In a speech at the State Department last week, Secretary of State John Kerry declared, "We know that for three days before the attack the Syrian regime's chemical weapons personnel were on the ground in the area making preparations," adding, "We know that the Syrian regime elements were told to prepare for the attack by putting on gas masks and taking precautions associated with chemical weapons." Kerry's remarks were meant to assure the world that the Assad regime was responsible for the reported attack near Damascus on Aug. 21, but it also raised questions about why the U.S. failed to issue a warning if it saw signs of a pending chemical attack. Officials tell the AP that the U.S. already had many of the key pieces of evidence the Obama administration is using to justify a strike on Syria, but they had yet to be "processed."
As recent reporting on the NSA revealed, the U.S. intelligence community is collecting an almost unfathomable amount of information, and officials suggested that they didn't know to focus on the area until reports of an attack began to emerge. "Let's be clear, the United States did not watch, in real time, as this horrible attack took place," Shawn Turner, a spokesman for the director of national intelligence, said on Wednesday. "The intelligence community was able to gather and analyze information after the fact and determine that elements of the Assad regime had in fact taken steps to prepare prior to using chemical weapons."
They first concluded that Assad was to blame based on satellite images and signals that the Syrian military was preparing chemical weapons, then backed up the intelligence with an intercepted phone call from a senior Syrian military official discussing the attack. The call was picked up shortly after the strike, but according to the AP, "current and former intelligence officials said analysts were stretched too thin with the multiple streams of intelligence coming out of multiple conflict zones, from Syria to Libya to Yemen."
The image makes the Washington Post's report on Syria's possible biological weapons capabilities even more chilling. Officials say Syria is believed to have a collection of lethal bacteria and viruses, but it's ability to weaponize those materials is debatable.
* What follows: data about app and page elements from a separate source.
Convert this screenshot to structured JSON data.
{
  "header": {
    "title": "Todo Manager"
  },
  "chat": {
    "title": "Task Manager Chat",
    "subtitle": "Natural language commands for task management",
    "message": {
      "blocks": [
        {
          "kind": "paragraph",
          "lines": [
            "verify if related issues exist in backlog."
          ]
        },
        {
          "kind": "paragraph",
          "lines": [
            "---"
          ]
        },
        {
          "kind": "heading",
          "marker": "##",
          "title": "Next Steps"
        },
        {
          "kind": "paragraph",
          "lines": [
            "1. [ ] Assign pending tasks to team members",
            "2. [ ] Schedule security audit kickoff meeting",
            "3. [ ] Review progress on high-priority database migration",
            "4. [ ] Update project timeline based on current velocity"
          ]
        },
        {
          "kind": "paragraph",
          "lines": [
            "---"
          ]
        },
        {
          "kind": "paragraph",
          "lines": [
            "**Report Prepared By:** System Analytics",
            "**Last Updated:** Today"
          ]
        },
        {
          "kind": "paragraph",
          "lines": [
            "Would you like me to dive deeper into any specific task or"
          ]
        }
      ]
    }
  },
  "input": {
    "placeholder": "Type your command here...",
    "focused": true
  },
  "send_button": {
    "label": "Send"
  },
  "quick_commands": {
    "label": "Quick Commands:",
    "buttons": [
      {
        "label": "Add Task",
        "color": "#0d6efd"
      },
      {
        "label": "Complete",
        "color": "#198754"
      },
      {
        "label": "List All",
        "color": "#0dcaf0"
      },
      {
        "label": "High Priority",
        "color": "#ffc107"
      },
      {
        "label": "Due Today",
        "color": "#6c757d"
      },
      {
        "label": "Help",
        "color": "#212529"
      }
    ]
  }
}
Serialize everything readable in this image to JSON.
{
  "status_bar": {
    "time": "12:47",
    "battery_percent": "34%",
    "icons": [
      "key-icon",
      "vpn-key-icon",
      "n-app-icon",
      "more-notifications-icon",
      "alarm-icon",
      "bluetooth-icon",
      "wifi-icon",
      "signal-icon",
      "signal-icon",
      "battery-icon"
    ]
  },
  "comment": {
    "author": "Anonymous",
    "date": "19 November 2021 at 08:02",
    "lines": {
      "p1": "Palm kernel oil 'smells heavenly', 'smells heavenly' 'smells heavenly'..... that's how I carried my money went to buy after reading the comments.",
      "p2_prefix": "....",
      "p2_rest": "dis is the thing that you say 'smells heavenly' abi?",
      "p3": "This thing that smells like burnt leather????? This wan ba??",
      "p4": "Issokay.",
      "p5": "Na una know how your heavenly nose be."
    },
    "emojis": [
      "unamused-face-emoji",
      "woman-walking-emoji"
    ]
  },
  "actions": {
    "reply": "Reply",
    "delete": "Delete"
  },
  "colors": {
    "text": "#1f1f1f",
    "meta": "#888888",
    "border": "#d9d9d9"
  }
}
Still, its neighbors are concerned. "We are worried about sarin, but Syria also has biological weapons, and compared to those, sarin is nothing," said a senior Middle Eastern official. "We know it, and others in the region know it. The Americans certainly know it." Whether U.S. officials can piece together what Syria will do with those weapons is another story.